Cleft sentences are one of the most common constructions that you’ve probably never heard of, though you almost certainly use them without even thinking about it.
They’re formed when you break an ordinary sentence into two pieces to foreground a particular part of it, as in Mr. Rogers’s “It’s you I like,” which contrasts with the non-cleft version, “I like you.” They mean essentially the same thing, but (as the song makes clear) the former emphasizes that it’s you the person (not your hair or your clothes) that Mr. Rogers likes.
Cleft sentences follow a set pattern: It is X that/who/which Y. The part that goes in the X slot is typically a noun phrase, but it can also be a prepositional phrase, an adverbial phrase, or even certain types of clauses. Notice how the emphasis shifts when we put different parts of a sentence in that slot:
Non-cleft: Eleanor was killed in a freak shopping-cart accident in Arizona.
Cleft: It was Eleanor who was killed in a freak shopping-cart accident in Arizona.
Cleft: It was in a freak shopping-cart accident in Arizona that Eleanor was killed.
Cleft: It was in Arizona that Eleanor was killed in a freak shopping-cart accident.
The dependent clause in a cleft sentence is a type of relative clause, but it works a little differently from typical relative clauses. Compare these two conversations:
Jane: “Didn’t Diane use to be your boss?”
Bob: “No, it was Cindy who used to be my boss.”
Jane: “Who was that?”
Bob: “It was Cindy, who used to be my boss.”
The relative clause in a cleft sentence is always restrictive, while a similar-looking non-cleft relative clause might be nonrestrictive. The stress also lands in very different places: in a cleft sentence, it falls heavily on the foregrounded element in the first part, giving it extra emphasis.
A cleft sentence can easily be turned back into a non-cleft sentence by taking the two pieces out of the cleft structure and putting them back together, which may require swapping the order if the foregrounded element was something other than the subject. Thus It’s Siamese cats that John likes best becomes John likes Siamese cats best. If you have something that looks like a cleft sentence but that can’t be turned back into a non-cleft, then it’s most likely some other type of relative clause or noun clause.

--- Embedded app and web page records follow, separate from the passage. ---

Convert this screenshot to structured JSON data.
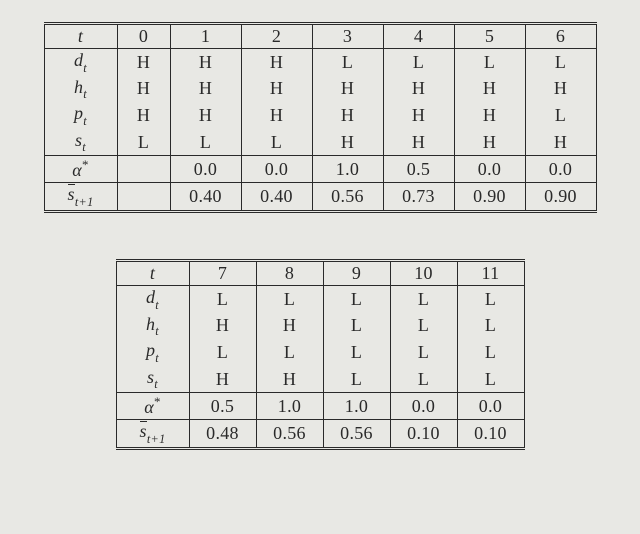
{
  "labels": {
    "t": "t",
    "dt_var": "d",
    "ht_var": "h",
    "pt_var": "p",
    "st_var": "s",
    "sub_t": "t",
    "alpha": "α",
    "star": "*",
    "sbar": "s",
    "sbar_sub": "t+1"
  },
  "table1": {
    "t": [
      "0",
      "1",
      "2",
      "3",
      "4",
      "5",
      "6"
    ],
    "dt": [
      "H",
      "H",
      "H",
      "L",
      "L",
      "L",
      "L"
    ],
    "ht": [
      "H",
      "H",
      "H",
      "H",
      "H",
      "H",
      "H"
    ],
    "pt": [
      "H",
      "H",
      "H",
      "H",
      "H",
      "H",
      "L"
    ],
    "st": [
      "L",
      "L",
      "L",
      "H",
      "H",
      "H",
      "H"
    ],
    "alpha": [
      "",
      "0.0",
      "0.0",
      "1.0",
      "0.5",
      "0.0",
      "0.0"
    ],
    "sbar": [
      "",
      "0.40",
      "0.40",
      "0.56",
      "0.73",
      "0.90",
      "0.90"
    ]
  },
  "table2": {
    "t": [
      "7",
      "8",
      "9",
      "10",
      "11"
    ],
    "dt": [
      "L",
      "L",
      "L",
      "L",
      "L"
    ],
    "ht": [
      "H",
      "H",
      "L",
      "L",
      "L"
    ],
    "pt": [
      "L",
      "L",
      "L",
      "L",
      "L"
    ],
    "st": [
      "H",
      "H",
      "L",
      "L",
      "L"
    ],
    "alpha": [
      "0.5",
      "1.0",
      "1.0",
      "0.0",
      "0.0"
    ],
    "sbar": [
      "0.48",
      "0.56",
      "0.56",
      "0.10",
      "0.10"
    ]
  }
}
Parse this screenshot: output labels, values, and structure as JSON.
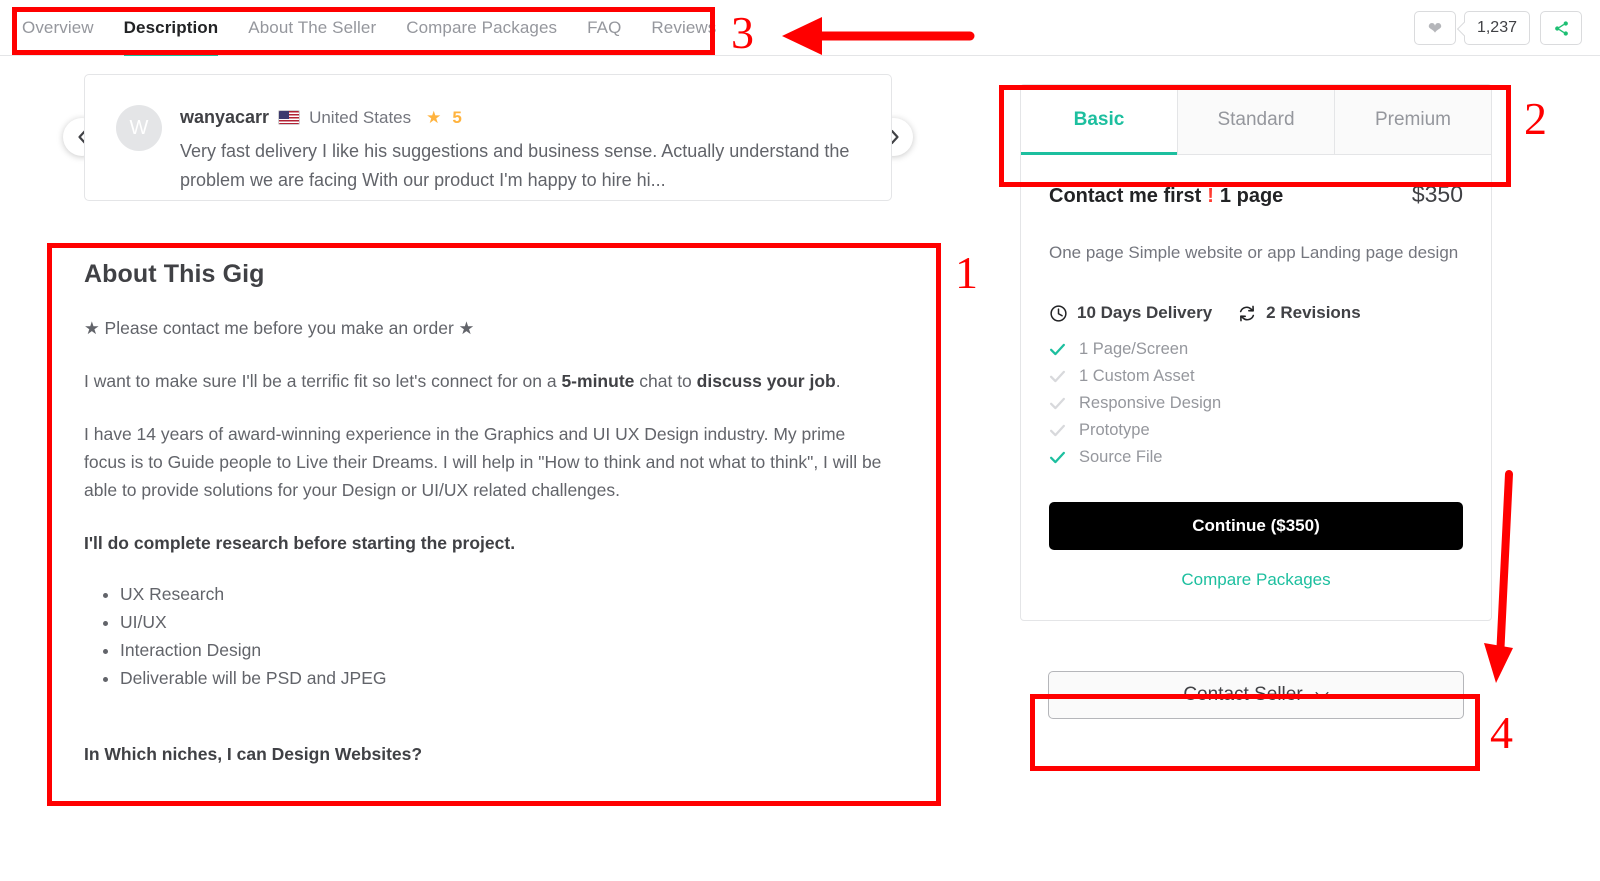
{
  "nav": {
    "tabs": [
      {
        "label": "Overview",
        "active": false
      },
      {
        "label": "Description",
        "active": true
      },
      {
        "label": "About The Seller",
        "active": false
      },
      {
        "label": "Compare Packages",
        "active": false
      },
      {
        "label": "FAQ",
        "active": false
      },
      {
        "label": "Reviews",
        "active": false
      }
    ],
    "favorite_count": "1,237",
    "heart_icon": "heart-icon",
    "share_icon": "share-icon"
  },
  "review": {
    "avatar_initial": "W",
    "username": "wanyacarr",
    "country": "United States",
    "flag_icon": "us-flag-icon",
    "star_icon": "★",
    "rating": "5",
    "text": "Very fast delivery I like his suggestions and business sense. Actually understand the problem we are facing With our product I'm happy to hire hi...",
    "prev_icon": "chevron-left-icon",
    "next_icon": "chevron-right-icon"
  },
  "about": {
    "heading": "About This Gig",
    "line_contact": "★ Please contact me before you make an order ★",
    "para2_a": "I want to make sure I'll be a terrific fit so let's connect for on a ",
    "para2_b": "5-minute",
    "para2_c": " chat to ",
    "para2_d": "discuss your job",
    "para2_e": ".",
    "para3": "I have 14 years of award-winning experience in the Graphics and UI UX Design industry. My prime focus is to Guide people to Live their Dreams. I will help in \"How to think and not what to think\", I will be able to provide solutions for your Design or UI/UX related challenges.",
    "para4": "I'll do complete research before starting the project.",
    "bullets": [
      "UX Research",
      "UI/UX",
      "Interaction Design",
      "Deliverable will be PSD and JPEG"
    ],
    "niche_heading": "In Which niches, I can Design Websites?"
  },
  "package": {
    "tabs": [
      {
        "label": "Basic",
        "active": true
      },
      {
        "label": "Standard",
        "active": false
      },
      {
        "label": "Premium",
        "active": false
      }
    ],
    "title_main": "Contact me first",
    "title_excl": "!",
    "title_sub": "1 page",
    "price": "$350",
    "description": "One page Simple website or app Landing page design",
    "delivery": "10 Days Delivery",
    "delivery_icon": "clock-icon",
    "revisions": "2 Revisions",
    "revisions_icon": "refresh-icon",
    "features": [
      {
        "label": "1 Page/Screen",
        "included": true
      },
      {
        "label": "1 Custom Asset",
        "included": false
      },
      {
        "label": "Responsive Design",
        "included": false
      },
      {
        "label": "Prototype",
        "included": false
      },
      {
        "label": "Source File",
        "included": true
      }
    ],
    "continue_label": "Continue ($350)",
    "compare_label": "Compare Packages",
    "contact_label": "Contact Seller",
    "contact_chevron_icon": "chevron-down-icon"
  },
  "annotations": {
    "numbers": [
      "1",
      "2",
      "3",
      "4"
    ],
    "color": "#ff0000"
  },
  "colors": {
    "accent_teal": "#1dbf9f",
    "annotation_red": "#ff0000",
    "star_orange": "#ffb33e",
    "cta_black": "#000000"
  }
}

Another construction called a pseudo-cleft works in similar ways, but with some key differences. While a cleft sentence follows the pattern It is X that Y, a pseudo-cleft turns it into What X is Y, as in “What the World Needs Now Is Love.” A pseudo-cleft uses the fused relative pronoun what (which packs a relative pronoun and its antecedent together in one word) rather than that/who/which, and it puts the emphasis at the end rather than at the beginning like a cleft sentence.
You can also flip a pseudo-cleft around to make a reverse pseudo-cleft sentence (now there’s a term to impress your coworkers!), as in Love is what the world needs now. Notice that the reverse pseudo-cleft puts the emphasis back at the beginning.
One odd feature of pseudo-cleft sentences is that they can’t always be turned back into non-pseudo-cleft sentences. What I need is a good long nap is easily turned into I need a good long nap, but What I like about my car is that it gets good gas mileage can’t turn into I like about my car that it gets good gas mileage. You’d have to say I like that my car gets good gas mileage or break it into two clauses: My car gets good gas mileage; I like that about it.
Cleft and pseudo-cleft sentences provide a great way to mix up your sentence structure and put special emphasis on a particular part of a sentence. In other words, what cleft and pseudo-cleft sentences do is give you greater expressive power.
This article was originally posted on the Copyediting website, June 7, 2018.